TASK BRIEF — Look through the lines below; wherever the word "DELETE" appears, copy that line.
[EXTRACTED RECORDS Boundary: Start]
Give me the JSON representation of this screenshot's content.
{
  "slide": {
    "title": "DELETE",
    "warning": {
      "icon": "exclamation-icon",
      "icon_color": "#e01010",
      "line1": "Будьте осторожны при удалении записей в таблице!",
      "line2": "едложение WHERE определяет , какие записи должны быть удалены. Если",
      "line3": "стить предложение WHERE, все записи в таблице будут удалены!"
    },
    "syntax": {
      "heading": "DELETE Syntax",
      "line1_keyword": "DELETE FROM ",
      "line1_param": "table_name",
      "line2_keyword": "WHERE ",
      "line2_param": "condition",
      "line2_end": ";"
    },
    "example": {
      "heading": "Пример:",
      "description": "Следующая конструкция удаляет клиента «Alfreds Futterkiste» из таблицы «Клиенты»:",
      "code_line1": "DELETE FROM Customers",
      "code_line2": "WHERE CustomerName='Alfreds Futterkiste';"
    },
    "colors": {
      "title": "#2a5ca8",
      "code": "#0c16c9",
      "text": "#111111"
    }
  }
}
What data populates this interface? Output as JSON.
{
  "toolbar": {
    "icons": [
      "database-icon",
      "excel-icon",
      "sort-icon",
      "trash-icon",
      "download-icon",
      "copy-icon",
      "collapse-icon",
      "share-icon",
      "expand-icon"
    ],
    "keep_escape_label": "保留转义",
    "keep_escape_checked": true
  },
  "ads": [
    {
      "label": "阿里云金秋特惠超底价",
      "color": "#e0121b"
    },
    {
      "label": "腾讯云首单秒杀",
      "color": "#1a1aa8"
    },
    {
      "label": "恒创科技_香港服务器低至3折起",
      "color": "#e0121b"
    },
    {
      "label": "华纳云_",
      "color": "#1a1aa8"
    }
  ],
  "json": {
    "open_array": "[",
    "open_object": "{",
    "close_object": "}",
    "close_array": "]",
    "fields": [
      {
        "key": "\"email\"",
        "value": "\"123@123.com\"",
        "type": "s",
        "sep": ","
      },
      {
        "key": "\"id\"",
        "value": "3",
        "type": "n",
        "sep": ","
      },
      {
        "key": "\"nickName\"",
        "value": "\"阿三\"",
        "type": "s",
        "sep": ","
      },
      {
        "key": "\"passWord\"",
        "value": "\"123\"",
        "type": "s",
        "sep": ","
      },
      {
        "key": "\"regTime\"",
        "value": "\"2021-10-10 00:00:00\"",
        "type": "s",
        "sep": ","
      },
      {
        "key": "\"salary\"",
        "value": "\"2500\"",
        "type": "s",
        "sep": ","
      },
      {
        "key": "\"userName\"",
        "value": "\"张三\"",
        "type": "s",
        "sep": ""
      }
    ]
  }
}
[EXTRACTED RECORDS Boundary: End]
SOLVED EXERCISE —
    "title": "DELETE",
      "heading": "DELETE Syntax",
      "line1_keyword": "DELETE FROM ",
      "code_line1": "DELETE FROM Customers",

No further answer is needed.